  • Teachers must be careful not to create a system where we punish a student, the student becomes even more upset and acts out again, which means they get punished again. This creates a "need" to keep being punished.
  • Sometimes those offered an award for their work will do inferior work to those who are not promised a reward for their wirk
  • Teachers need to be careful not to create an air of competition when complimenting students. They must try to focus on the student and try not to lessen the praise by using the word "I"

Chapter 4: Punishment Lite: "Consequences" and Pseudochoice

  • "A growing number of educators are in the market, quite literally, for alternative to the coercive, traditional kind of discipline."
  • One key reason for this book is to question whether or not "New Discipline" ideas are truly different from what they are trying to replace.
  • Many New Discipline programs use rewards to control behavior
  • New Discipline main claim is that they do not use punishment
  • May use "logical consequences" which differ from punishment in three main ways: (1) Motivated by a desire to instruct (2)reasonable and respectful in their application (3) related to the act of the wrongdoer.
  • "A punishment does not change its essential nature merely because it is less harsh or invoked in a softer tone of voice." You can see if something is punitive by the look on a child's face
  • Ex: Child leaves toys out, mother hides them, when child asks where their toys are, mother lies and says she put them away and doesn't remember where right now

Chapter 5: How Not to Get Control of the Classroom

  • Jacob Kounin identified effectiveness as "conformity and obedience," meaning students didn't partake in "deviant" behavior and kept busy
  • Since Kounin, researchers found the most effective classroom management was "when long periods of students talk (recitations) were avoided.
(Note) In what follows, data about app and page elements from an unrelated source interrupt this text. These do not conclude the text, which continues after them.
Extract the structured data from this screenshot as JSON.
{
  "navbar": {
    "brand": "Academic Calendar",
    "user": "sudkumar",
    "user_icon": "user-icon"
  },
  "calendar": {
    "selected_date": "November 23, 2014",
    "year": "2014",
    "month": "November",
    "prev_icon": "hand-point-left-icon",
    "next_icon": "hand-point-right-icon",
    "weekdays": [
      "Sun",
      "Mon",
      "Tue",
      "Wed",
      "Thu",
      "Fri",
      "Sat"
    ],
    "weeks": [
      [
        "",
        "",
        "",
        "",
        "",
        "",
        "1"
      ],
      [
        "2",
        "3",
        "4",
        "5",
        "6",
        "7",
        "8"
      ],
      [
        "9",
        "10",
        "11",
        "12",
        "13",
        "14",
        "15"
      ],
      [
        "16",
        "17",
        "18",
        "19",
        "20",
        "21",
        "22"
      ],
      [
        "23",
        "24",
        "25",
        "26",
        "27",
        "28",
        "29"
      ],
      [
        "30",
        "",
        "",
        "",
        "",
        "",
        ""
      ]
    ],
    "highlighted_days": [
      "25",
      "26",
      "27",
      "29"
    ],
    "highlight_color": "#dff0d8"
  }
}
In other words, the teacher retained control over pacing"
  • The real problem the author has come to see "is the belief that the teacher should be the one in control of the classroom" and that that the primary principal has become to get students to comply
  • The best way to have students become moral people is to have the students construct moral meaning themselves.
  • "Some classroom management programs now suggest now bringing students in on the rule-making progress"
  • From a constructivist approach rules may be troubling because students may try to find loop holes, teachers become police officers, and rules come with a given consequence for breaking them
  • In a constructivist classroom, a teacher should allow some conflict (arguments). Granted there are times a child may just be trying to bait the teacher or waste time.

Chapter 6: A Classroom of their Choosing

  • "Axiom: Students learn how to make good choices by making choices, not by following directions"
  • "Corollary: Students will have little opportunity to do that kind of learning if teachers and administrators try to control or mange their behavior"
  • Students' opinions matter and should be invited to participate in formulating a solution
  • If we let students make decisions then eventually they may choose the behavior we want/prefer them to have
  • Letting students choose helps students become self-disciplined
  • Structure or control? (1) purpose: perhaps to keep children safe, (2) restrictiveness: the less restrictive the better, (3) flexibility: have structure, but be willing to make changes, (4) development appropriateness: winter clothing monitoring of 4 year old vs. 10 year old, (5) presentations style: the way a restriction/requirement is introduced can make a huge difference, (6) student involvement: the amount of input a student has
  • It is good when students get a vote in something and not just told what to do
  • Some students may resist going from total control to having a say in the following ways (1) Acting Out, (2) Testing, (3) Outright Resistance, (4) Silence, (5) Parroting


Made with Adobe Slate

Make your words and images move.

Get Slate

Report Abuse

If you feel that this video content violates the Adobe Terms of Use, you may report this content by filling out this quick form.

To report a Copyright Violation, please follow Section 17 in the Terms of Use.